Rick Gestring
Vice President of Brand and Operations Integration
Arby’s Restaurant Group, Inc.
 (see bio below)

Rick: “[In regards to technology] Arby’s had not really played out, as many of the other competitors on the call have done, around order confirmation boards, and what we’ve come to learn is that the ability to connect with the guest, first at the menu board and then again at the pick-up window is critically important. The value of not only being able to repeat the order, but to have the guest confirm the order in an order confirmation environment is key. It’s our belief that we can deliver a level of service that’s equal to or better than the fast-casual dining experience…”

What’s your take on what smaller, emerging brands care most about?

Sam: “For emerging chains, customer service has to be number one. When we look across the data points we see that customer service must play an important role in that premium experience, but I would challenge them to focus on the speed and the accuracy as well, especially the order accuracy. Speed, customers will wait for, especially if they understand when they go to a fast casual they’re going to get something higher quality. Order accuracy, however, that’s got to fall in that premium experience touch-point, so, if you go to a fast casual you’re going to be willing to wait, but again you’re going to be very disappointed if you get an inaccurate order, because you thought that this would maybe be a premium experience and then the inaccurate order made it not so. So, I would suggest that focusing on speed of service and order accuracy has got to be a point for fast casuals moving into the future, if they’re going to want to be able to step up to the quick serves that have been in this industry for so long.”

Presenter Bios

Steven Maskell, Partner, SeeLevel HX

Steven’s been in the mystery shopping and customer experience management industry for 20 years. As one of the leaders of Shop’n Chek Worldwide, Steven focused on growing the company into a global organization. After some time with IKEA helping a specialty division grow, Steven returned to Customer Experience Management as GfK’s North American lead on Customer Experience Management. After winning and managing some of the industry’s largest programs, Steven took his experience and branched out into consulting. He’s now delighted to be the clients’ advocate within SeeLevel, where his responsibilities include helping new organizations improve their Human Experience.


Sam Oches, Editorial Director, Food News Media

Sam Oches is editorial director of Food News Media, publisher of QSR and FSR magazines and editor of QSR magazine. As an expert in foodservice trends, his insights have been shared in national media outlets such as the New York Times, USA Today, National Public Radio, and CNBC.


Rick Gestring, Vice President, Arby’s Restaurant Group

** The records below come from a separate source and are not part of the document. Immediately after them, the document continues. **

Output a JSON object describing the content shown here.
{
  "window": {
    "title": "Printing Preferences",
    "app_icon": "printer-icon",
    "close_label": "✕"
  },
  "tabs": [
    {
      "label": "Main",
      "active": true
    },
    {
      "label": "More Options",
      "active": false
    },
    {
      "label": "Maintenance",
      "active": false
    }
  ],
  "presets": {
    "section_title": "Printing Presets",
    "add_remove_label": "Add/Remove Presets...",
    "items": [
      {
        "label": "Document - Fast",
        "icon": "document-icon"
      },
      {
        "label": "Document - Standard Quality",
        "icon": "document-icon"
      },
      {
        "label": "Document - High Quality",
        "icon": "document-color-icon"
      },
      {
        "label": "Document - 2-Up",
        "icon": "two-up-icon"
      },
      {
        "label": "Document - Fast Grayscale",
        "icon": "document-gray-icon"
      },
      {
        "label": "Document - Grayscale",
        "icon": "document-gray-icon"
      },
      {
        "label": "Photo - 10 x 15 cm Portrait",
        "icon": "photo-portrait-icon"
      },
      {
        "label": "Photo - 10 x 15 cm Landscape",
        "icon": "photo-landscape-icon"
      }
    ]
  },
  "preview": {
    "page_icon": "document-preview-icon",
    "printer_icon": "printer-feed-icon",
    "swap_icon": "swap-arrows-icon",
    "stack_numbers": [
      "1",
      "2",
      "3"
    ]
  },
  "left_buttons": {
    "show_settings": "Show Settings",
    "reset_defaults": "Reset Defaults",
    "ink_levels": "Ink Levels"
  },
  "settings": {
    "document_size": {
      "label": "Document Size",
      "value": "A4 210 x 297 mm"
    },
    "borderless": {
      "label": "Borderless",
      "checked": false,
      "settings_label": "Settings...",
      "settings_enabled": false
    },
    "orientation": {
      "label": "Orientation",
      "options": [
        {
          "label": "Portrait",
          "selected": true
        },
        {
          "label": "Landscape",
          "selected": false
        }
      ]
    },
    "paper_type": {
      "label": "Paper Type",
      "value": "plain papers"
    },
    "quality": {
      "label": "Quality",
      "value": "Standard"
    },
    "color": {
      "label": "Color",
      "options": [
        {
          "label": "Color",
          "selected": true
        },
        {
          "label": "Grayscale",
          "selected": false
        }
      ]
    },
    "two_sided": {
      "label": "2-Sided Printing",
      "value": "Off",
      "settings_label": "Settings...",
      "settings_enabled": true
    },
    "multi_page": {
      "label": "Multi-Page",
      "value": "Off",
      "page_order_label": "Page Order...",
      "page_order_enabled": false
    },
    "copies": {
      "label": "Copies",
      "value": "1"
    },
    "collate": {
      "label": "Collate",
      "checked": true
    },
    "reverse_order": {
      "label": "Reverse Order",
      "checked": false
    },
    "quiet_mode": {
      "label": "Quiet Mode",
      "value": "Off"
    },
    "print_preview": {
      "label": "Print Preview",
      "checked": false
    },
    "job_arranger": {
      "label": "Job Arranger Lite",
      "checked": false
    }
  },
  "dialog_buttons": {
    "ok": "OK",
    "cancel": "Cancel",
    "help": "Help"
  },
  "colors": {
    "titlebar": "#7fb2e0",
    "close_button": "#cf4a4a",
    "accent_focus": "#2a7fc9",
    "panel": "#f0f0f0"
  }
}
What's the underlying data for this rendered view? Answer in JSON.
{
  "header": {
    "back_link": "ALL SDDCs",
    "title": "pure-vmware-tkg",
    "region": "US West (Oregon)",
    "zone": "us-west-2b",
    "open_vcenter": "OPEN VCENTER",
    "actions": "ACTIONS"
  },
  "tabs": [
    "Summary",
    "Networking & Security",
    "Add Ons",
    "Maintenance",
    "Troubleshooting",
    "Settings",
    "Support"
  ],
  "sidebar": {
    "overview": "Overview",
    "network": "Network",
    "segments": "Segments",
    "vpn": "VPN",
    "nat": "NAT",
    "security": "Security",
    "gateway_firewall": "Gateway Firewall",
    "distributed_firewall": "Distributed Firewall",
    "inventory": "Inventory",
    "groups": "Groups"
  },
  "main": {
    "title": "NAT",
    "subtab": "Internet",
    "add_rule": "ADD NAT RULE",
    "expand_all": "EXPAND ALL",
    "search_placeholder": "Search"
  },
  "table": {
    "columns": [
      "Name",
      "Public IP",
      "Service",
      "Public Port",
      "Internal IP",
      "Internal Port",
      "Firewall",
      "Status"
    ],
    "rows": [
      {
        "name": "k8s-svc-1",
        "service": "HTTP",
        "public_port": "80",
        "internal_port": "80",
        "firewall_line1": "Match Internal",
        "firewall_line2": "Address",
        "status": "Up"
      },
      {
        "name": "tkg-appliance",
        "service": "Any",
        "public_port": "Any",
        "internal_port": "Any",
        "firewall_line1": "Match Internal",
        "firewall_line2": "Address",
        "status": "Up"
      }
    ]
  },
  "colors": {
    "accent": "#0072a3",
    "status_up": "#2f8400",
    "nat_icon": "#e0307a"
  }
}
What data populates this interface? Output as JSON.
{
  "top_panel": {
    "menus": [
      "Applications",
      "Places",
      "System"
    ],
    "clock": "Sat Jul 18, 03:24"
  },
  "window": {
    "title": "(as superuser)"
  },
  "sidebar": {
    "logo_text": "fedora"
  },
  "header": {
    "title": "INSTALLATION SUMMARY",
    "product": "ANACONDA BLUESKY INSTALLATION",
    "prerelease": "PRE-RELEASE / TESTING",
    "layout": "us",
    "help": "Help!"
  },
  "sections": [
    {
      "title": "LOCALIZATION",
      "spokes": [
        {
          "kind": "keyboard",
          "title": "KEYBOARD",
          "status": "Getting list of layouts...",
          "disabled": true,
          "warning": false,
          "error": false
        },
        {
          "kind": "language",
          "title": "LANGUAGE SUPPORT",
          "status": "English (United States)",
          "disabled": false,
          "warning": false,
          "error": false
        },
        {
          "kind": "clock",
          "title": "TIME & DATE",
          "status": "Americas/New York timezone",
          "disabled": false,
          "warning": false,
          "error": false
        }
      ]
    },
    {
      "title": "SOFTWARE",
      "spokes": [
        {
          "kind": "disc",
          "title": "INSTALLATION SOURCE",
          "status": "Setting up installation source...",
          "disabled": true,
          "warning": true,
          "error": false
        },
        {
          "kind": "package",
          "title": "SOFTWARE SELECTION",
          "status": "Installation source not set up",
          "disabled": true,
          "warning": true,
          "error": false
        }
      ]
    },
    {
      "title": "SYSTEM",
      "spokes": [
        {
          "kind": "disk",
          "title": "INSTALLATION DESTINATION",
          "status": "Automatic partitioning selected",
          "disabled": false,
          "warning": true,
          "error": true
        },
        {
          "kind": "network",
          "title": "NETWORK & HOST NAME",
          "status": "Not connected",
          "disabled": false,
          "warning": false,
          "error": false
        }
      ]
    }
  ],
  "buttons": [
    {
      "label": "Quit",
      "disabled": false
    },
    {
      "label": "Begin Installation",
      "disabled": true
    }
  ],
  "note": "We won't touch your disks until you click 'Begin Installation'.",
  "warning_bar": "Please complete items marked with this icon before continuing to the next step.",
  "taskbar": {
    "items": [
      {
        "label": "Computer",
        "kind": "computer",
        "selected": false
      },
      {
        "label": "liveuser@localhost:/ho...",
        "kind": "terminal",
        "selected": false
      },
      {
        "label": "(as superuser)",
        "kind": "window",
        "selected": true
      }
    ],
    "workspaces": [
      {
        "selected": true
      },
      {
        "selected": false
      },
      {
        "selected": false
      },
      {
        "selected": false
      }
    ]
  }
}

Rick Gestring is the vice president of brand and operations integration for Arby’s Restaurant Group, where he is responsible for ensuring the integrity of the Arby’s brand in all aspects of the guest experience and restaurant operations. Prior to Arby’s he held leadership positions at a variety of food service brands.

Insights uncovered in this year’s QSR Drive-Thru Performance Study are clear. Leveraging technological advances in Order Confirmation Systems (OCS) is the key to increasing order accuracy, improving customer satisfaction, and engendering long-term loyalty. I’ve personally seen the real-world benefits of order confirmation at McDonald’s restaurants across the U.S. BTW – McDonald’s calls them Customer Order Displays (COD). McDonald’s quick service restaurants are highly focused on getting it right for the customer, and order confirmation has been a huge part of their recent turnaround.

Delphi Display Systems
Delphi has been a market leader in digital display solutions since 1990, in use globally by most major quick service restaurants. Order Confirmation solutions are just one part of Delphi’s all-encompassing, end-to-end drive-thru offering, including outdoor and indoor digital menu boards, headset communications, and vehicle timer solutions.

Our industry-leading technologies are cost-effective, drive increased profitability, and improve overall customer-satisfaction.